Question: If SCC nursing programs are not yet nationally nursing accredited, can nursing students still sit for their NCLEX board exams to become either an LPN or RN?
Answer: Absolutely YES! Our nursing graduates are well prepared upon completion of their nursing program at SCC to take their NCLEX board exams. Upon successful passing of boards, our SCC nursing graduates are going on to find jobs either as an LPN or an RN, depending on the type of program from which they graduated.
Question: Without having national nursing accreditation yet, can SCC graduates transfer to a four-year university for their baccalaureate of science or arts (BSN or BAN) completion?
Answer: Yes! A growing number of our RN graduates have successfully transferred to four-year universities to complete their BSN or BAN program.
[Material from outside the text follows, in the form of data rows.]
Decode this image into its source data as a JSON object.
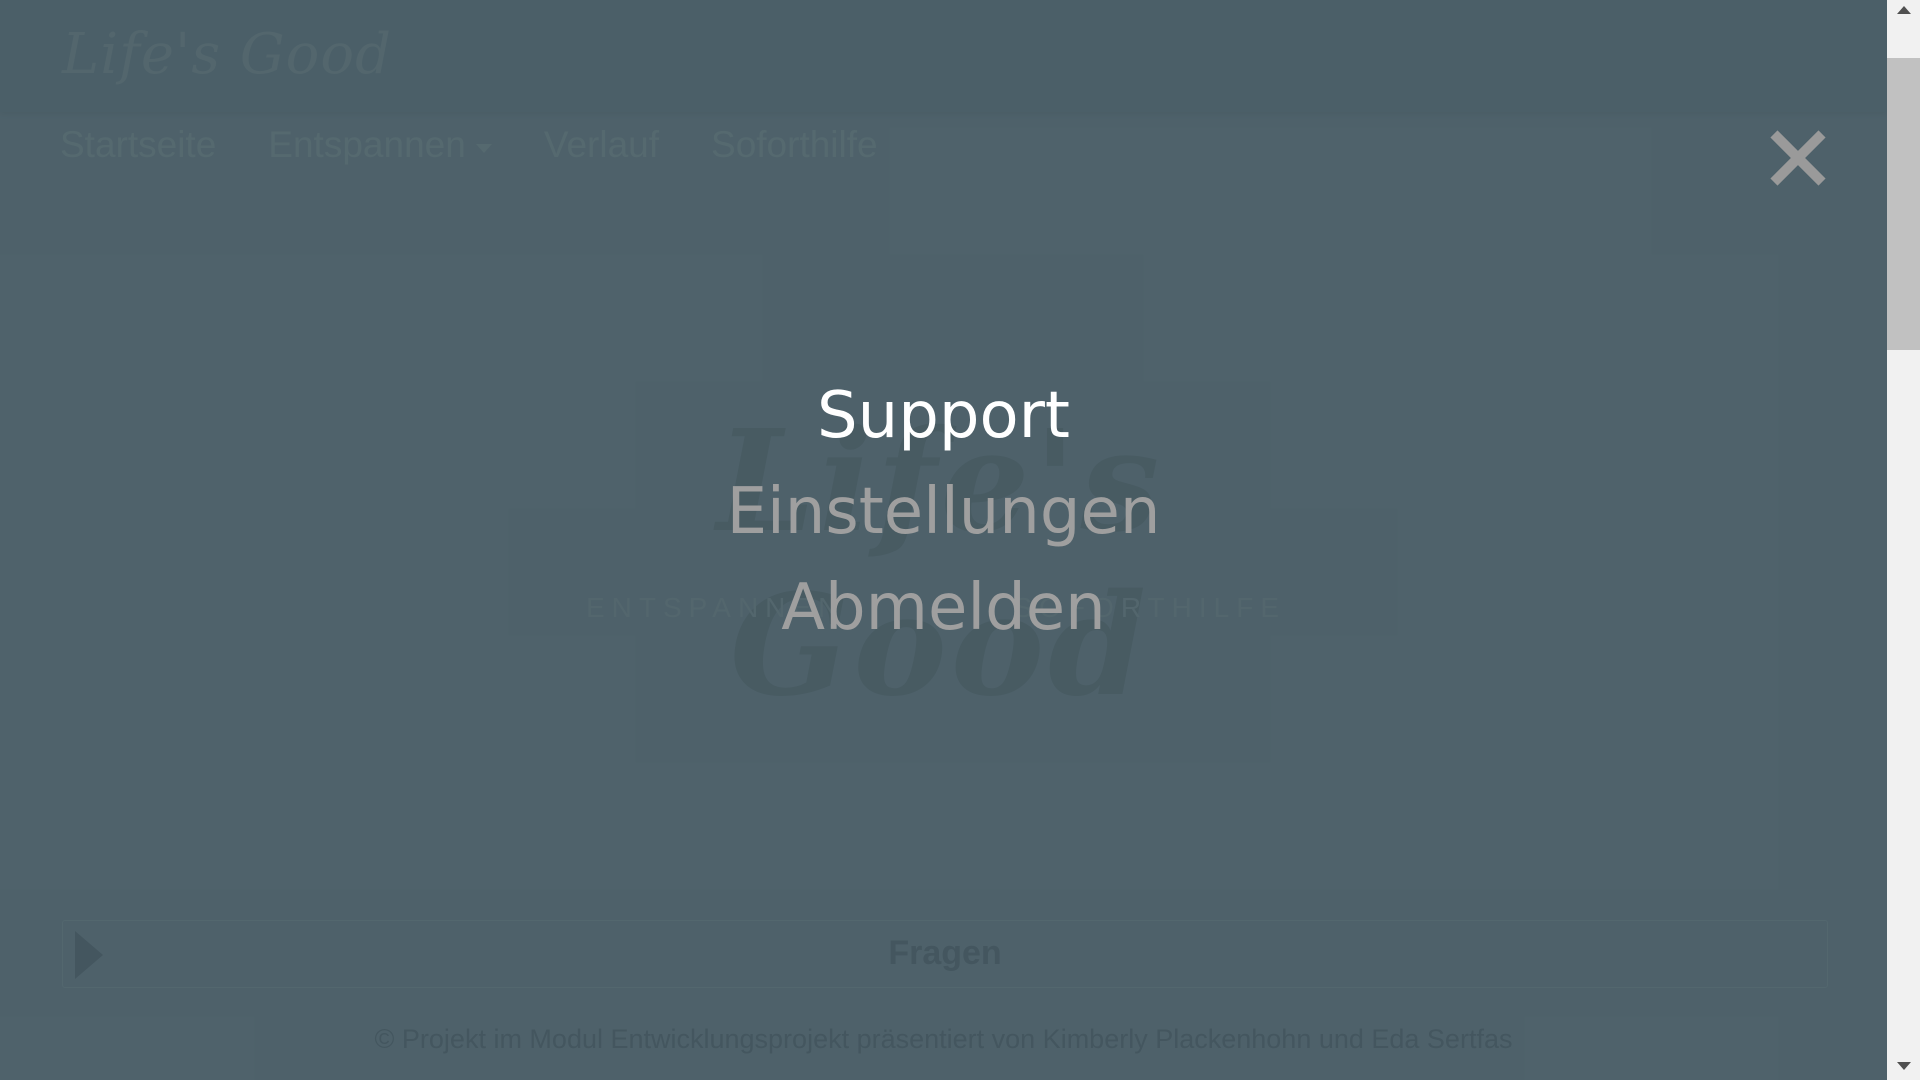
{
  "brand": "Life's Good",
  "nav": {
    "items": [
      "Startseite",
      "Entspannen",
      "Verlauf",
      "Soforthilfe"
    ]
  },
  "hero": {
    "logo": "Life's Good",
    "tagline_left": "ENTSPANNEN",
    "tagline_right": "SOFORTHILFE"
  },
  "questions": {
    "label": "Fragen"
  },
  "footer": {
    "text": "© Projekt im Modul Entwicklungsprojekt präsentiert von Kimberly Plackenhohn und Eda Sertfas"
  },
  "overlay_menu": {
    "items": [
      "Support",
      "Einstellungen",
      "Abmelden"
    ],
    "active_item": "Support"
  },
  "colors": {
    "overlay_bg": "#4e626b",
    "menu_active": "#ffffff",
    "menu_inactive": "#9f9f9f",
    "close_icon": "#9a9a9a"
  }
}
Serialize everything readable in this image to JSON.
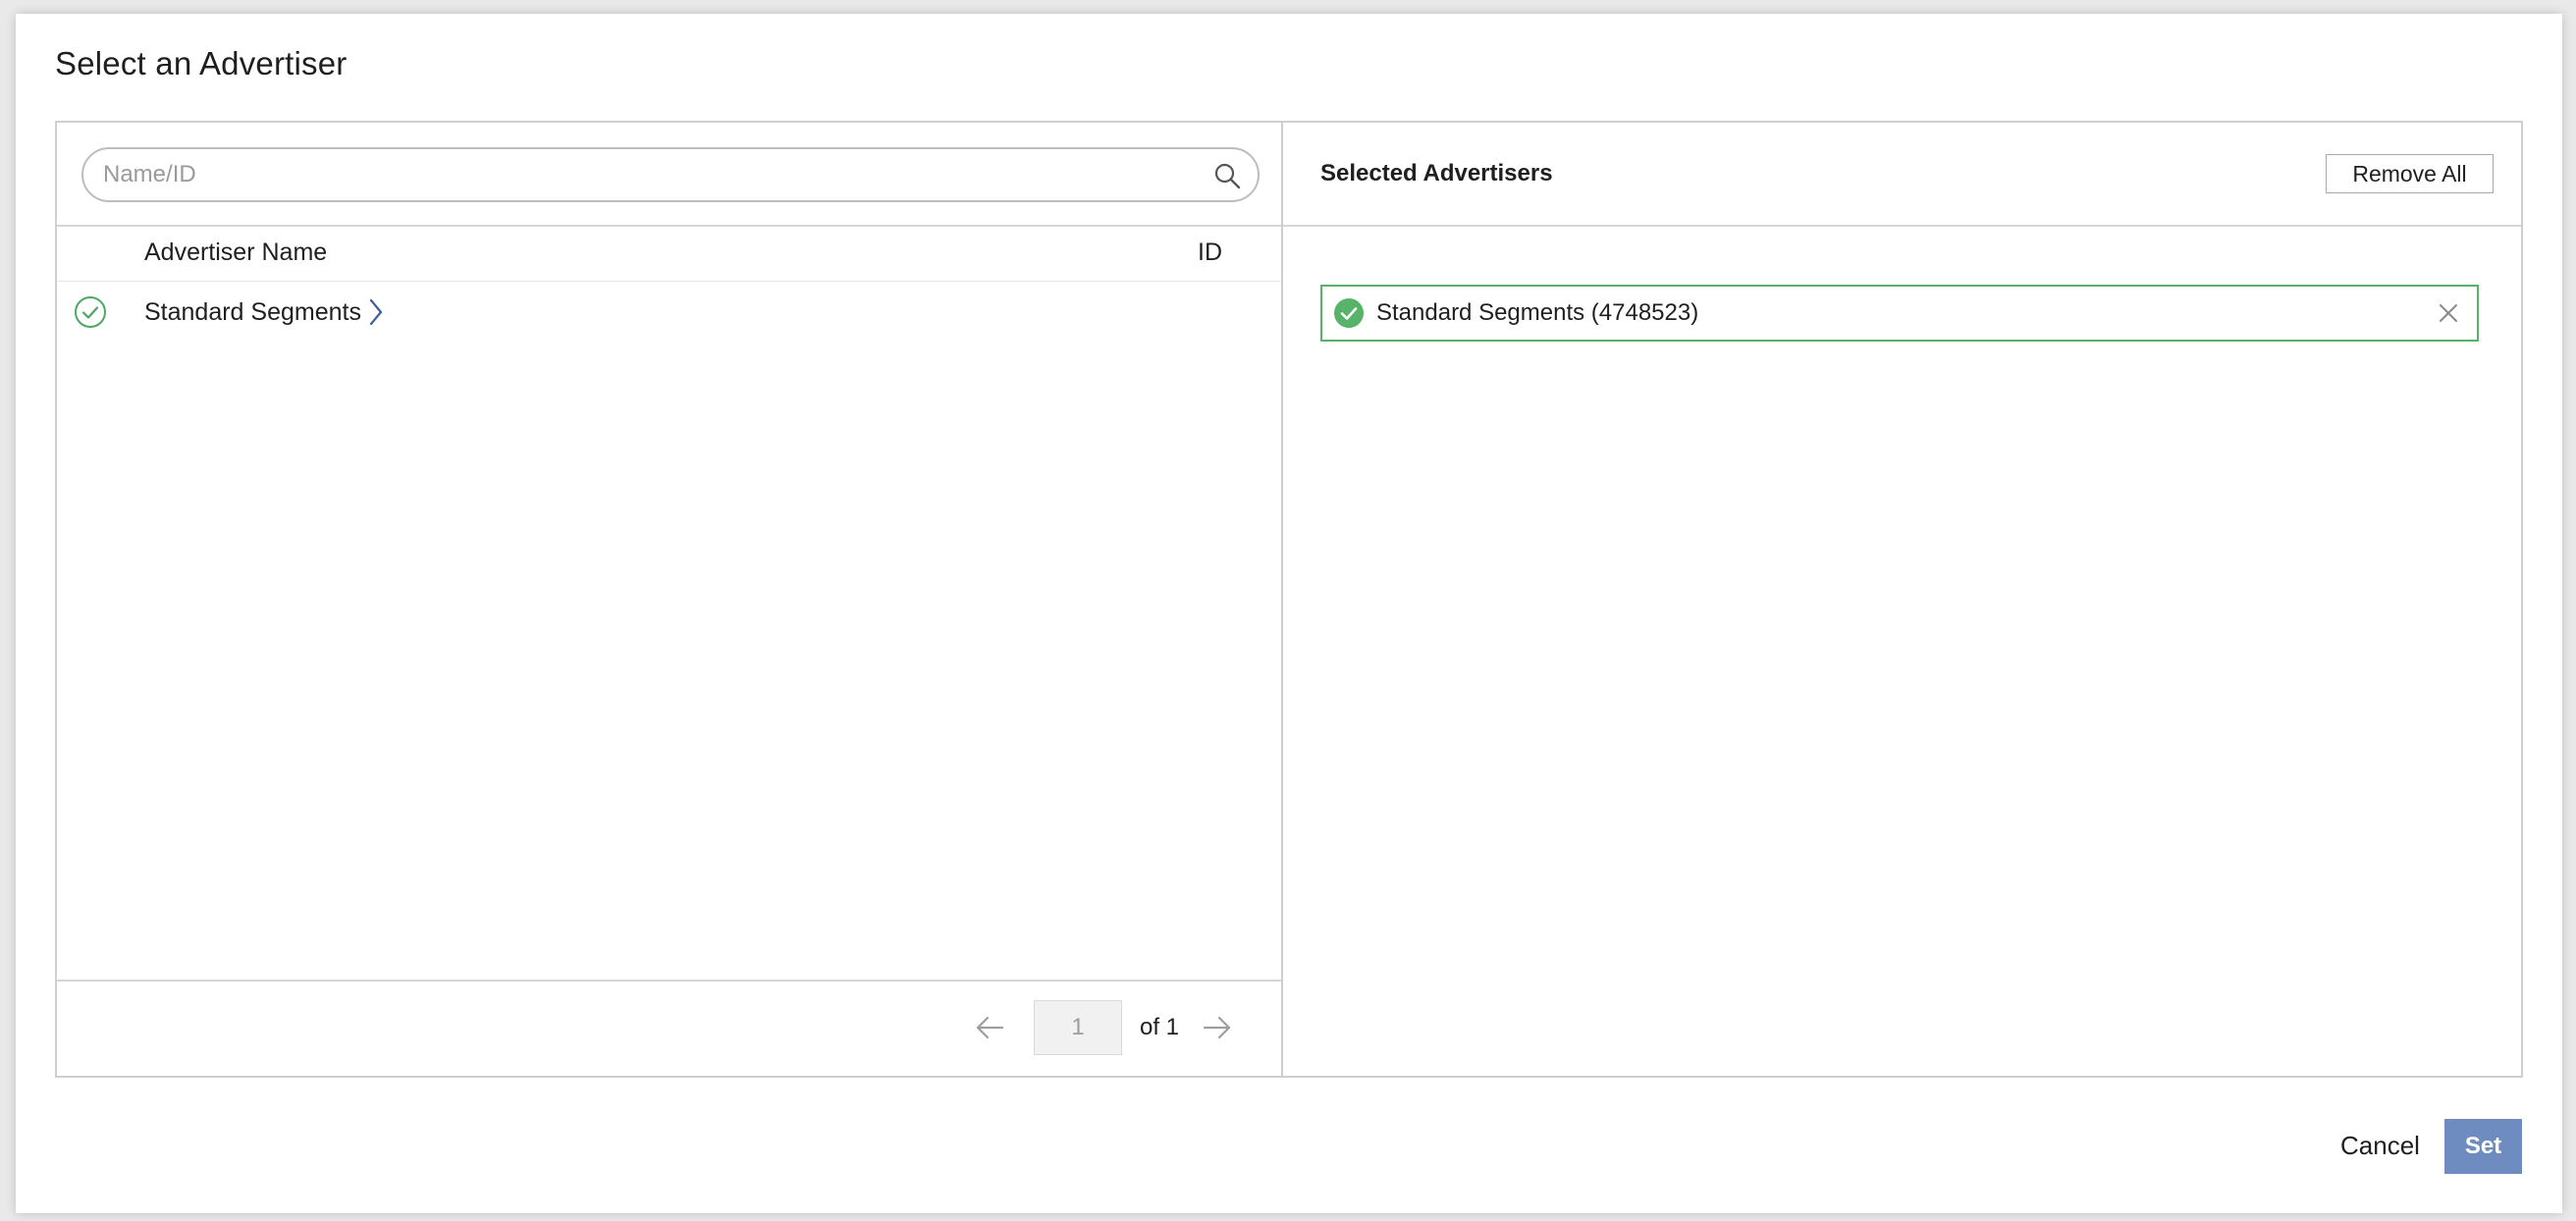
{
  "dialog": {
    "title": "Select an Advertiser"
  },
  "search": {
    "placeholder": "Name/ID",
    "value": "",
    "icon": "search-icon"
  },
  "table": {
    "columns": [
      "Advertiser Name",
      "ID"
    ],
    "rows": [
      {
        "name": "Standard Segments",
        "id": "",
        "selected": true,
        "icon": "check-circle-outline-icon",
        "expand_icon": "chevron-right-icon"
      }
    ]
  },
  "pagination": {
    "current_page": "1",
    "of_label": "of 1",
    "prev_icon": "arrow-left-icon",
    "next_icon": "arrow-right-icon"
  },
  "selected_panel": {
    "title": "Selected Advertisers",
    "remove_all_label": "Remove All",
    "items": [
      {
        "label": "Standard Segments (4748523)",
        "icon": "check-circle-filled-icon",
        "remove_icon": "close-icon"
      }
    ]
  },
  "footer": {
    "cancel_label": "Cancel",
    "set_label": "Set"
  },
  "colors": {
    "accent_green": "#57b26a",
    "primary_button": "#6f8cc1",
    "border": "#cfcfcf"
  }
}
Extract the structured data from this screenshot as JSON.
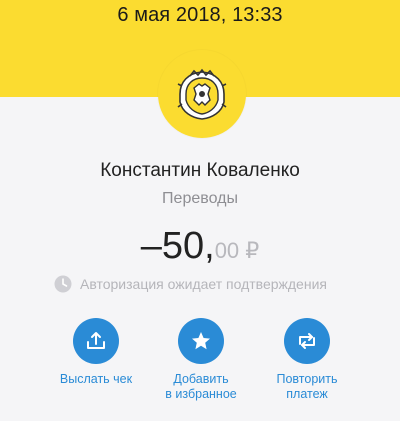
{
  "header": {
    "datetime": "6 мая 2018, 13:33"
  },
  "logo": {
    "icon": "bank-emblem-icon",
    "color": "#fbdc30"
  },
  "transaction": {
    "recipient": "Константин Коваленко",
    "category": "Переводы",
    "amount_main": "–50,",
    "amount_cents": "00 ₽",
    "status_icon": "clock-icon",
    "status_text": "Авторизация ожидает подтверждения"
  },
  "actions": [
    {
      "icon": "upload-icon",
      "label_line1": "Выслать чек",
      "label_line2": ""
    },
    {
      "icon": "star-icon",
      "label_line1": "Добавить",
      "label_line2": "в избранное"
    },
    {
      "icon": "repeat-icon",
      "label_line1": "Повторить",
      "label_line2": "платеж"
    }
  ],
  "colors": {
    "accent_yellow": "#fbdc30",
    "action_blue": "#2a8bd6",
    "muted_text": "#b5b5ba"
  }
}
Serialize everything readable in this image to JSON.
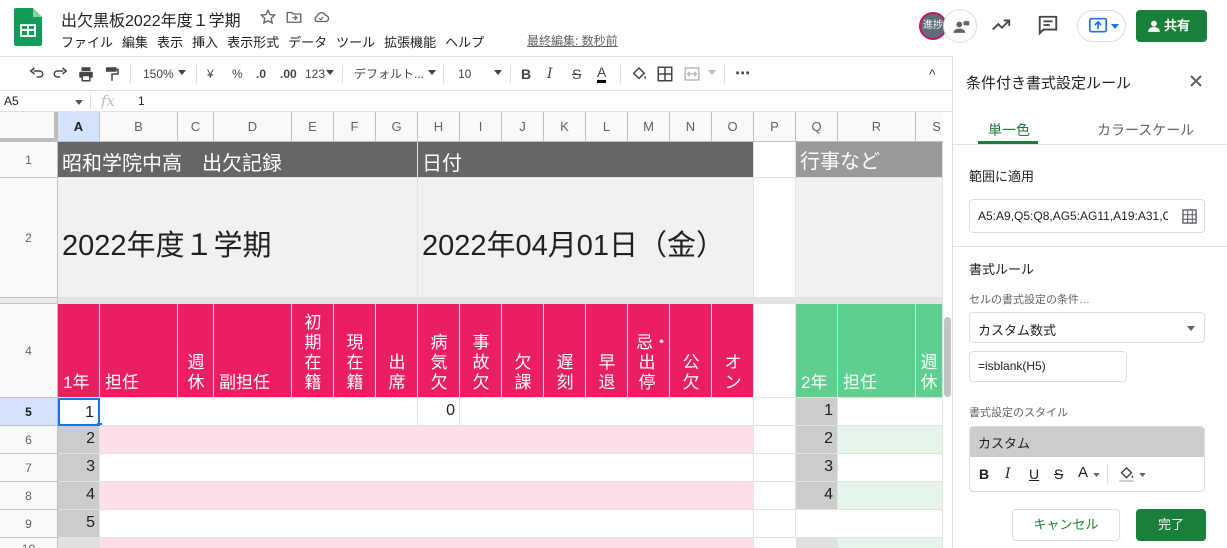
{
  "app": {
    "doc_title": "出欠黒板2022年度１学期",
    "menus": [
      "ファイル",
      "編集",
      "表示",
      "挿入",
      "表示形式",
      "データ",
      "ツール",
      "拡張機能",
      "ヘルプ"
    ],
    "last_edit": "最終編集: 数秒前",
    "avatar_text": "進捗",
    "share_label": "共有"
  },
  "toolbar": {
    "zoom": "150%",
    "currency": "¥",
    "percent": "%",
    "dec_decrease": ".0",
    "dec_increase": ".00",
    "number_format": "123",
    "font": "デフォルト...",
    "font_size": "10",
    "bold": "B",
    "italic": "I",
    "strike": "S",
    "text_color": "A",
    "more": "⋯",
    "collapse": "^"
  },
  "formula_bar": {
    "cell_ref": "A5",
    "fx": "fx",
    "value": "1"
  },
  "sheet": {
    "columns": [
      "A",
      "B",
      "C",
      "D",
      "E",
      "F",
      "G",
      "H",
      "I",
      "J",
      "K",
      "L",
      "M",
      "N",
      "O",
      "P",
      "Q",
      "R",
      "S"
    ],
    "rows": [
      "1",
      "2",
      "4",
      "5",
      "6",
      "7",
      "8",
      "9",
      "10"
    ],
    "title_cell": "昭和学院中高　出欠記録",
    "date_label": "日付",
    "events_label": "行事など",
    "term_cell": "2022年度１学期",
    "date_cell": "2022年04月01日（金）",
    "header_1": [
      "1年",
      "担任",
      "週休",
      "副担任",
      "初期在籍",
      "現在籍",
      "出席",
      "病気欠",
      "事故欠",
      "欠課",
      "遅刻",
      "早退",
      "忌・出停",
      "公欠",
      "オン"
    ],
    "header_2": [
      "2年",
      "担任",
      "週休"
    ],
    "grade1_rows": [
      "1",
      "2",
      "3",
      "4",
      "5"
    ],
    "h5_value": "0",
    "grade2_rows": [
      "1",
      "2",
      "3",
      "4"
    ]
  },
  "panel": {
    "title": "条件付き書式設定ルール",
    "tab_single": "単一色",
    "tab_scale": "カラースケール",
    "range_label": "範囲に適用",
    "range_value": "A5:A9,Q5:Q8,AG5:AG11,A19:A31,C",
    "rules_label": "書式ルール",
    "condition_label": "セルの書式設定の条件…",
    "condition_value": "カスタム数式",
    "formula_value": "=isblank(H5)",
    "style_label": "書式設定のスタイル",
    "style_name": "カスタム",
    "style_buttons": [
      "B",
      "I",
      "U",
      "S",
      "A"
    ],
    "cancel": "キャンセル",
    "done": "完了"
  },
  "colors": {
    "accent_pink": "#e91e63",
    "light_pink": "#fcdfe7",
    "accent_green": "#5ecf8f",
    "light_green": "#e6f4ea",
    "header_gray": "#666666",
    "gray_cell": "#cccccc",
    "share_green": "#188038"
  },
  "icons": [
    "sheets-logo",
    "star-icon",
    "move-folder-icon",
    "cloud-icon",
    "trend-icon",
    "comment-icon",
    "present-icon",
    "person-icon",
    "undo-icon",
    "redo-icon",
    "print-icon",
    "paint-format-icon",
    "fill-color-icon",
    "borders-icon",
    "merge-icon",
    "close-icon",
    "grid-select-icon",
    "dropdown-caret-icon"
  ]
}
SCC has articulation agreements with several MnSCU colleges to allow for seamless transition from our two year college to a four year program. SCC graduates may also transfer to private universities in pursuit of their BSN degree. Interested students should contact the college they wish to transfer into for specific BSN program requirements. At the completion of their BSN or BAN, nursing students will have graduated from an accredited nursing program.
Question: If a student graduates from a nursing program not yet nationally nursing accredited, can those graduates still get jobs as an LPN or RN?
Answer: Yes! South Central College has a high placement rate of their nursing graduates in the surrounding and metro area workforces. Many clinical sites have seen our nursing students in action, know our program, and look forward to being able to offer nursing positions for our graduates. There are some employers who prefer nurses who have graduated from a nationally accredited nursing program and some employers who require it. Locally, there are many employers hiring our graduates even though SCC has yet to receive national accreditation.
Question: Are nursing programs required to have national nursing accreditation?
Answer: Yes. The MBON is requiring all nursing schools to become nationally nursing accredited by 2018. Originally, 2016 was the decided upon year. The MBON changed the date based on the fact only one national nursing accreditation organization was available for pre-licensure nursing education at the two year college level.
Questions: What benefit to the student is there to attend a nationally accredited nursing education program?
Answer: National accreditation assists in eligibility for student aid and employment feasibility.
Question: What are helpful websites to learn more about national accreditation?
Answer: Click on either link for more information - Commission of Nursing Educational Accreditation (CNEA) and Accreditation Commission for Education in Nursing (ACEN).